## Exercise requirements
Among the lines of the records, count those containing the word "area", then give the number alone.

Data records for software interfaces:
--- START ---
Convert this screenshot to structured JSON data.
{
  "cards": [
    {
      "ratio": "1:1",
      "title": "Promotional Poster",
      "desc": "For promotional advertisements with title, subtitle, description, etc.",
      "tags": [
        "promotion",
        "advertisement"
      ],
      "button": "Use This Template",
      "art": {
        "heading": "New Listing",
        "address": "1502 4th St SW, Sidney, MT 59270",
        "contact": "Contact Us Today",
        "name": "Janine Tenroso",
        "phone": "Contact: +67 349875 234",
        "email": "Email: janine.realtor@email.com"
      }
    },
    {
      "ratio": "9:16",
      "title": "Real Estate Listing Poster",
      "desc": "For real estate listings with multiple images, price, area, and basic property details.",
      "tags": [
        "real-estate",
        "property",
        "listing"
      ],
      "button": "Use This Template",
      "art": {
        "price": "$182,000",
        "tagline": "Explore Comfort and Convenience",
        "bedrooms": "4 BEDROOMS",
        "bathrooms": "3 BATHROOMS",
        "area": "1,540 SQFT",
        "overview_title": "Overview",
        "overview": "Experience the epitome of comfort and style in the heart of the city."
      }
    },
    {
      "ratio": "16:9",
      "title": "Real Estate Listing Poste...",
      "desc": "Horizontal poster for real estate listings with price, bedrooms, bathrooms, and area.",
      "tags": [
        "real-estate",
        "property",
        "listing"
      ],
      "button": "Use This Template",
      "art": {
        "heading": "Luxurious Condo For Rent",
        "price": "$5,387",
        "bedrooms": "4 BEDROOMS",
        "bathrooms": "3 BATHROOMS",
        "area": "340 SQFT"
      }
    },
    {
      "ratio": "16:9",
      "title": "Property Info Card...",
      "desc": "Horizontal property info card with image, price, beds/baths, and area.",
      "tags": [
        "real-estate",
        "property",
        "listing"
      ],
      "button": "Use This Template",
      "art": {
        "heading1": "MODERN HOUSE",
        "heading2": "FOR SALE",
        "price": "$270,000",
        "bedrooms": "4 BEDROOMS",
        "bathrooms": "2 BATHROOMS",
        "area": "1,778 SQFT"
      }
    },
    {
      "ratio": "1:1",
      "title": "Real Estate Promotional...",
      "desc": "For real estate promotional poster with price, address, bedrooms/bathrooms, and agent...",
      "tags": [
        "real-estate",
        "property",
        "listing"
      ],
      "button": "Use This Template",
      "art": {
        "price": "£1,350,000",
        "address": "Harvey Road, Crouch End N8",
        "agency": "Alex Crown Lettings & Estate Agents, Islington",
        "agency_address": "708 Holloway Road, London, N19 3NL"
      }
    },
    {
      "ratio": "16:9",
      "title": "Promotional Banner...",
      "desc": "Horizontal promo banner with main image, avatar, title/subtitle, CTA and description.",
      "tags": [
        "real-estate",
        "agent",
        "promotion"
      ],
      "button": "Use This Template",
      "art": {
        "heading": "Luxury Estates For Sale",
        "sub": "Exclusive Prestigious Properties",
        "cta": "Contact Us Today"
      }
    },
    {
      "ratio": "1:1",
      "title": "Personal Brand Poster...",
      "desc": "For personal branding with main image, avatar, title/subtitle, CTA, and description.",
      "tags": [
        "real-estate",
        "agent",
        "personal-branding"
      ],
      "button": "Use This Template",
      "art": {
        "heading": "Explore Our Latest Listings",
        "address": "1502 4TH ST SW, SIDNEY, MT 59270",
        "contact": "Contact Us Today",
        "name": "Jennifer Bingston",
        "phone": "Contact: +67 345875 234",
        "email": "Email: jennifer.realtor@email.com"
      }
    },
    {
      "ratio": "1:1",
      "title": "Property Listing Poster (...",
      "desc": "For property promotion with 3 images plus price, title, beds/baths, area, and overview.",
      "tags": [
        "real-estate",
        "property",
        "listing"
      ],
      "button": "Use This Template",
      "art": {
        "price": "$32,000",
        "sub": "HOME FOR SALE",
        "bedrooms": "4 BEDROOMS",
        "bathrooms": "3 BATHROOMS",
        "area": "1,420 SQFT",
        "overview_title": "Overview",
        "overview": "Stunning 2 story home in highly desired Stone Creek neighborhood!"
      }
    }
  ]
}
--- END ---
## Reply to the exercise
8